BRIEF :: From first line to last, output the records below exactly.

[Source records]
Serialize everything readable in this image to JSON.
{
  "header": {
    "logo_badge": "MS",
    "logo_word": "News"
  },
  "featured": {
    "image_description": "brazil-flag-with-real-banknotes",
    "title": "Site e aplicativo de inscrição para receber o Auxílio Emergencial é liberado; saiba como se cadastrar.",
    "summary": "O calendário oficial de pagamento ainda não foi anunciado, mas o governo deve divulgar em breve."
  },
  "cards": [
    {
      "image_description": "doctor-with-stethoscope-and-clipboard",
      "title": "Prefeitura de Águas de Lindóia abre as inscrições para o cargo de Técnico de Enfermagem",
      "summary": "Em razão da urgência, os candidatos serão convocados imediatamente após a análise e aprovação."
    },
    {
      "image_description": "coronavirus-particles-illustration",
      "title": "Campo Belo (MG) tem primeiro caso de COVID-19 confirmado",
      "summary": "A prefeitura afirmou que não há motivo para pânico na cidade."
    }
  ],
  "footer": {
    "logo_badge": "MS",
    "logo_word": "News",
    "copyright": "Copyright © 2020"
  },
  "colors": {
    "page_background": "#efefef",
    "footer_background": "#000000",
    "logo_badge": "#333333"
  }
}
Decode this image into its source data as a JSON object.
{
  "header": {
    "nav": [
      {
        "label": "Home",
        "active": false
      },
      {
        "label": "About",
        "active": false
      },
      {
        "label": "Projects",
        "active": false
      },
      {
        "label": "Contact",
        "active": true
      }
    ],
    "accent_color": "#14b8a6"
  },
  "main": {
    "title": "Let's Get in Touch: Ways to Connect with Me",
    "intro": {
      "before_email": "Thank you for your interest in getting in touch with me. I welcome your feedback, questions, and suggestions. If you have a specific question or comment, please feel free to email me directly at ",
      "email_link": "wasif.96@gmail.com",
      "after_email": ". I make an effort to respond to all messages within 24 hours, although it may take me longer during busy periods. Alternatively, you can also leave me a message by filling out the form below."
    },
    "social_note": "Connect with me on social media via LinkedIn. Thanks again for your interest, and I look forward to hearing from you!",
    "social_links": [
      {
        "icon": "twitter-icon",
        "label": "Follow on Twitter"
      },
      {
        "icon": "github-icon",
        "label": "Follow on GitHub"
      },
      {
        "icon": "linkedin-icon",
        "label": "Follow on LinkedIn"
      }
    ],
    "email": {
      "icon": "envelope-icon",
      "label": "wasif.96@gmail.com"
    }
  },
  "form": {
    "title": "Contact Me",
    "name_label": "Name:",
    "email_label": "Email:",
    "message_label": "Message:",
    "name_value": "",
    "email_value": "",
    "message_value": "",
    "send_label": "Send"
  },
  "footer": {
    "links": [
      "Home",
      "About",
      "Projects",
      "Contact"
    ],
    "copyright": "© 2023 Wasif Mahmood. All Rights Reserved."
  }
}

SOLUTION ::
Serialize everything readable in this image to JSON.
{
  "header": {
    "logo_badge": "MS",
    "logo_word": "News"
  },
  "featured": {
    "image_description": "brazil-flag-with-real-banknotes",
    "title": "Site e aplicativo de inscrição para receber o Auxílio Emergencial é liberado; saiba como se cadastrar.",
    "summary": "O calendário oficial de pagamento ainda não foi anunciado, mas o governo deve divulgar em breve."
  },
  "cards": [
    {
      "image_description": "doctor-with-stethoscope-and-clipboard",
      "title": "Prefeitura de Águas de Lindóia abre as inscrições para o cargo de Técnico de Enfermagem",
      "summary": "Em razão da urgência, os candidatos serão convocados imediatamente após a análise e aprovação."
    },
    {
      "image_description": "coronavirus-particles-illustration",
      "title": "Campo Belo (MG) tem primeiro caso de COVID-19 confirmado",
      "summary": "A prefeitura afirmou que não há motivo para pânico na cidade."
    }
  ],
  "footer": {
    "logo_badge": "MS",
    "logo_word": "News",
    "copyright": "Copyright © 2020"
  },
  "colors": {
    "page_background": "#efefef",
    "footer_background": "#000000",
    "logo_badge": "#333333"
  }
}
Decode this image into its source data as a JSON object.
{
  "header": {
    "nav": [
      {
        "label": "Home",
        "active": false
      },
      {
        "label": "About",
        "active": false
      },
      {
        "label": "Projects",
        "active": false
      },
      {
        "label": "Contact",
        "active": true
      }
    ],
    "accent_color": "#14b8a6"
  },
  "main": {
    "title": "Let's Get in Touch: Ways to Connect with Me",
    "intro": {
      "before_email": "Thank you for your interest in getting in touch with me. I welcome your feedback, questions, and suggestions. If you have a specific question or comment, please feel free to email me directly at ",
      "email_link": "wasif.96@gmail.com",
      "after_email": ". I make an effort to respond to all messages within 24 hours, although it may take me longer during busy periods. Alternatively, you can also leave me a message by filling out the form below."
    },
    "social_note": "Connect with me on social media via LinkedIn. Thanks again for your interest, and I look forward to hearing from you!",
    "social_links": [
      {
        "icon": "twitter-icon",
        "label": "Follow on Twitter"
      },
      {
        "icon": "github-icon",
        "label": "Follow on GitHub"
      },
      {
        "icon": "linkedin-icon",
        "label": "Follow on LinkedIn"
      }
    ],
    "email": {
      "icon": "envelope-icon",
      "label": "wasif.96@gmail.com"
    }
  },
  "form": {
    "title": "Contact Me",
    "name_label": "Name:",
    "email_label": "Email:",
    "message_label": "Message:",
    "name_value": "",
    "email_value": "",
    "message_value": "",
    "send_label": "Send"
  },
  "footer": {
    "links": [
      "Home",
      "About",
      "Projects",
      "Contact"
    ],
    "copyright": "© 2023 Wasif Mahmood. All Rights Reserved."
  }
}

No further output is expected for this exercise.